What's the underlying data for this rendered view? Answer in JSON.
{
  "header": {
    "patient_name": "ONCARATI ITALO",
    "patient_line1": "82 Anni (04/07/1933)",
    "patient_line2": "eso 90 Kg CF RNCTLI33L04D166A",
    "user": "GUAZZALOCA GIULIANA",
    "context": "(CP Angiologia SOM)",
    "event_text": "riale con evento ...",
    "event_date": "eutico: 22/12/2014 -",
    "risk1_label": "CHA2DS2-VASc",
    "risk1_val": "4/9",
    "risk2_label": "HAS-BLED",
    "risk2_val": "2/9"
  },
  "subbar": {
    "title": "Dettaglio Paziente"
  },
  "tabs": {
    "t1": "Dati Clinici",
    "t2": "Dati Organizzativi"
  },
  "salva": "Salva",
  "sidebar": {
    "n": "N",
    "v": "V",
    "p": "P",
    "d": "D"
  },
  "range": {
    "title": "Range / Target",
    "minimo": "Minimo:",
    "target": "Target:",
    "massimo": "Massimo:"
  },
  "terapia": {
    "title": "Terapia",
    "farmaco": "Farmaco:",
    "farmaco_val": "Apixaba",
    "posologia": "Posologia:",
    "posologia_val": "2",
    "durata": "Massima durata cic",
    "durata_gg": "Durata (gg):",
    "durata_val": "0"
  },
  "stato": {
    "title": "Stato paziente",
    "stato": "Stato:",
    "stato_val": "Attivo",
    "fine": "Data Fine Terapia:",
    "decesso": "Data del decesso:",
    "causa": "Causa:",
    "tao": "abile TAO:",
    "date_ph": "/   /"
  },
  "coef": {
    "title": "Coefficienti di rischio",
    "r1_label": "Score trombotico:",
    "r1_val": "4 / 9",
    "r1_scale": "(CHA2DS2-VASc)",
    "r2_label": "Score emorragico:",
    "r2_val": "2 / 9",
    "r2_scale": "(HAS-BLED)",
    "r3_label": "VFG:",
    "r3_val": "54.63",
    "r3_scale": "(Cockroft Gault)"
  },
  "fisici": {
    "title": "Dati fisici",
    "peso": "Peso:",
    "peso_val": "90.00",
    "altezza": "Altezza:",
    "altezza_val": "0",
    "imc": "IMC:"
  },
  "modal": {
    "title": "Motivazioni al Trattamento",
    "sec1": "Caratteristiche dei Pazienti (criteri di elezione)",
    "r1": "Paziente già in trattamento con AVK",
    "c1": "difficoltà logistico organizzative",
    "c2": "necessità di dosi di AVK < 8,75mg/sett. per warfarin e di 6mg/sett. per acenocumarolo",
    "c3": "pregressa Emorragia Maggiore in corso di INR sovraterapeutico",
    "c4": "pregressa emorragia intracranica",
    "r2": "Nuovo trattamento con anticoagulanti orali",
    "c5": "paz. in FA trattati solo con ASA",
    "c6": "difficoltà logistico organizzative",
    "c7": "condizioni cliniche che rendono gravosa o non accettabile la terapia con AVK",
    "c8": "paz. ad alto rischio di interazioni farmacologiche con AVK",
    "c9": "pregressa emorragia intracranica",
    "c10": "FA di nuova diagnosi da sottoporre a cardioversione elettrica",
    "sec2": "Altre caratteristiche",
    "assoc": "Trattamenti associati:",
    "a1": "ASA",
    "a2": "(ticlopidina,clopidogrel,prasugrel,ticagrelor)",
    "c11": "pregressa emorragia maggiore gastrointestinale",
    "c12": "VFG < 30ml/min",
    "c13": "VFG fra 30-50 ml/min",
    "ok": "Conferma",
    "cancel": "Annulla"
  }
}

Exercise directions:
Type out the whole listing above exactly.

Response to the task:
What's the underlying data for this rendered view? Answer in JSON.
{
  "header": {
    "patient_name": "ONCARATI ITALO",
    "patient_line1": "82 Anni (04/07/1933)",
    "patient_line2": "eso 90 Kg CF RNCTLI33L04D166A",
    "user": "GUAZZALOCA GIULIANA",
    "context": "(CP Angiologia SOM)",
    "event_text": "riale con evento ...",
    "event_date": "eutico: 22/12/2014 -",
    "risk1_label": "CHA2DS2-VASc",
    "risk1_val": "4/9",
    "risk2_label": "HAS-BLED",
    "risk2_val": "2/9"
  },
  "subbar": {
    "title": "Dettaglio Paziente"
  },
  "tabs": {
    "t1": "Dati Clinici",
    "t2": "Dati Organizzativi"
  },
  "salva": "Salva",
  "sidebar": {
    "n": "N",
    "v": "V",
    "p": "P",
    "d": "D"
  },
  "range": {
    "title": "Range / Target",
    "minimo": "Minimo:",
    "target": "Target:",
    "massimo": "Massimo:"
  },
  "terapia": {
    "title": "Terapia",
    "farmaco": "Farmaco:",
    "farmaco_val": "Apixaba",
    "posologia": "Posologia:",
    "posologia_val": "2",
    "durata": "Massima durata cic",
    "durata_gg": "Durata (gg):",
    "durata_val": "0"
  },
  "stato": {
    "title": "Stato paziente",
    "stato": "Stato:",
    "stato_val": "Attivo",
    "fine": "Data Fine Terapia:",
    "decesso": "Data del decesso:",
    "causa": "Causa:",
    "tao": "abile TAO:",
    "date_ph": "/   /"
  },
  "coef": {
    "title": "Coefficienti di rischio",
    "r1_label": "Score trombotico:",
    "r1_val": "4 / 9",
    "r1_scale": "(CHA2DS2-VASc)",
    "r2_label": "Score emorragico:",
    "r2_val": "2 / 9",
    "r2_scale": "(HAS-BLED)",
    "r3_label": "VFG:",
    "r3_val": "54.63",
    "r3_scale": "(Cockroft Gault)"
  },
  "fisici": {
    "title": "Dati fisici",
    "peso": "Peso:",
    "peso_val": "90.00",
    "altezza": "Altezza:",
    "altezza_val": "0",
    "imc": "IMC:"
  },
  "modal": {
    "title": "Motivazioni al Trattamento",
    "sec1": "Caratteristiche dei Pazienti (criteri di elezione)",
    "r1": "Paziente già in trattamento con AVK",
    "c1": "difficoltà logistico organizzative",
    "c2": "necessità di dosi di AVK < 8,75mg/sett. per warfarin e di 6mg/sett. per acenocumarolo",
    "c3": "pregressa Emorragia Maggiore in corso di INR sovraterapeutico",
    "c4": "pregressa emorragia intracranica",
    "r2": "Nuovo trattamento con anticoagulanti orali",
    "c5": "paz. in FA trattati solo con ASA",
    "c6": "difficoltà logistico organizzative",
    "c7": "condizioni cliniche che rendono gravosa o non accettabile la terapia con AVK",
    "c8": "paz. ad alto rischio di interazioni farmacologiche con AVK",
    "c9": "pregressa emorragia intracranica",
    "c10": "FA di nuova diagnosi da sottoporre a cardioversione elettrica",
    "sec2": "Altre caratteristiche",
    "assoc": "Trattamenti associati:",
    "a1": "ASA",
    "a2": "(ticlopidina,clopidogrel,prasugrel,ticagrelor)",
    "c11": "pregressa emorragia maggiore gastrointestinale",
    "c12": "VFG < 30ml/min",
    "c13": "VFG fra 30-50 ml/min",
    "ok": "Conferma",
    "cancel": "Annulla"
  }
}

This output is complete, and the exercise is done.